What we can do is start working on the fertility of the ground by seeding nitrogen fixers like lupins and red clover, which will start the process of returning nutrients to the soil and slowly build up the biomass. Green manure.
We also need to get to know a local farmer who can provide manure from cows, pigs or horses that we can dig in or spread. Anything that increases the organic matter in the soil can only be a good thing. We’ll be aiming for full ground cover rather than bare, tilled soil with most of the land under tree or orchard cover, and raised beds for vegetable production.
Of course, once the trees are in and slowly shedding leaves the cycle will start and the soil depth will slowly and naturally increase.
I know that it’s going to be at least ten years until the trees and hedges will be established enough to really get going, but how satisfying will it be to know that the legacy we leave will be woodland and wildlife.
As we approach the turn of the year, and Hogmanay especially, it’s time to look forward in anticipation of the new year to come.
Tomorrow is a double day of reckoning for me – it was my fathers birthday as well as being New Years Eve. He was a Scot, and died some years ago, but is always in my thoughts on this day.
I like to think that although he chose to spend his retirement on the South Coast of England that he’d be secretly chuffed that I was returning to Scotland for mine. He is much of the reason that I have always felt a love for Scotland, bringing my brother and I up in familiarity with all the things that represented Scotland to him in terms of Stovies, white pudding, Lorne sausage, butteries, porridge, Edinburgh, the total superiority of the Scottish race and.. well, you get the picture. 😊

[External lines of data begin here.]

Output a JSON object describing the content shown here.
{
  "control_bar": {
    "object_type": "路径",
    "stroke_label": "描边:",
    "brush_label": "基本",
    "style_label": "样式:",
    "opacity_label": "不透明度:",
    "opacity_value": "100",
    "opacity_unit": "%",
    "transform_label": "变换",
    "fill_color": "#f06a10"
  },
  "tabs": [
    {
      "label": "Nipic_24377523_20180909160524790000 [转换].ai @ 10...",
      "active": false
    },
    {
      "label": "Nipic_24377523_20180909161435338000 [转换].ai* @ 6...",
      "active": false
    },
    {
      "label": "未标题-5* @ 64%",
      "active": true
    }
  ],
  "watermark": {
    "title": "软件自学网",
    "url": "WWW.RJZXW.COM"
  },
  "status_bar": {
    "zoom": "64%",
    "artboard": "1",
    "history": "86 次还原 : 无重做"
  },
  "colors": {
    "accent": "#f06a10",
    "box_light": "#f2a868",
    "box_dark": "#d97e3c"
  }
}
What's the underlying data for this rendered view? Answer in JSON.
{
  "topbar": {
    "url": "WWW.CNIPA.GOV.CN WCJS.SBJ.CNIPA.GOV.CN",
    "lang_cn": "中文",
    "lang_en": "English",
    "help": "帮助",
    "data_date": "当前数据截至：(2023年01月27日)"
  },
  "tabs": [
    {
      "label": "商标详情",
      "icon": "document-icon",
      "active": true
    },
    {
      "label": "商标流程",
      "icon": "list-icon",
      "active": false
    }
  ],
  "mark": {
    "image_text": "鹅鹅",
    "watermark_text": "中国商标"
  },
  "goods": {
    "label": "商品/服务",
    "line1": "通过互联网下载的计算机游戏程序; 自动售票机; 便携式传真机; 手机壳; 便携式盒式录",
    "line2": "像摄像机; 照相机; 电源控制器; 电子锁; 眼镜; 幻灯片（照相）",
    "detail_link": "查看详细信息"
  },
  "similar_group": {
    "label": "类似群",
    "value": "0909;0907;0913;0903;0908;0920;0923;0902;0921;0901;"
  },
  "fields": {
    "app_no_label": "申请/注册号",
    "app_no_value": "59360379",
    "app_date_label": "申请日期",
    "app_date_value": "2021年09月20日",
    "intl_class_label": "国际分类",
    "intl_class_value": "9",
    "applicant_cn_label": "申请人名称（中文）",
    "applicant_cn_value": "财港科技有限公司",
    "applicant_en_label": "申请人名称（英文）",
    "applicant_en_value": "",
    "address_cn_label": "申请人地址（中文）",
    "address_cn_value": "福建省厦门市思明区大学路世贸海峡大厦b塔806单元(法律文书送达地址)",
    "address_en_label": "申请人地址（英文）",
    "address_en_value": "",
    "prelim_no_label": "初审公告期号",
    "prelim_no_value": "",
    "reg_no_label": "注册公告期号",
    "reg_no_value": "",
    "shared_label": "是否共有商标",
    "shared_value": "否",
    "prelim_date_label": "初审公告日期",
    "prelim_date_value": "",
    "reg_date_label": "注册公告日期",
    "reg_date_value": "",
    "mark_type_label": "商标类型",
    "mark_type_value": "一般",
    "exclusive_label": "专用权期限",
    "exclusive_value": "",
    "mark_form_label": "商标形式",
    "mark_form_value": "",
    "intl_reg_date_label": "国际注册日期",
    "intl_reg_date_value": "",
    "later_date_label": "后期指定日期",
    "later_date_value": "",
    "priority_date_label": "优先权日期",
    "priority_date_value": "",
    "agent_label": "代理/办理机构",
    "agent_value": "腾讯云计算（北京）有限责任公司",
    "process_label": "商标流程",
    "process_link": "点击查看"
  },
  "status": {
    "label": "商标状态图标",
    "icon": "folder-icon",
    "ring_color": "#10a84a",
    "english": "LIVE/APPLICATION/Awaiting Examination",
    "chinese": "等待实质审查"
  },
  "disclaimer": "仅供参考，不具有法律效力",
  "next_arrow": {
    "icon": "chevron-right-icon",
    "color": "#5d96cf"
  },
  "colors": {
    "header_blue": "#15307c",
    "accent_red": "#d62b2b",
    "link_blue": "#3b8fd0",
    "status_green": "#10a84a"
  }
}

Here’s to planning approval and the start of the Croft build next year. Thank you for joining us!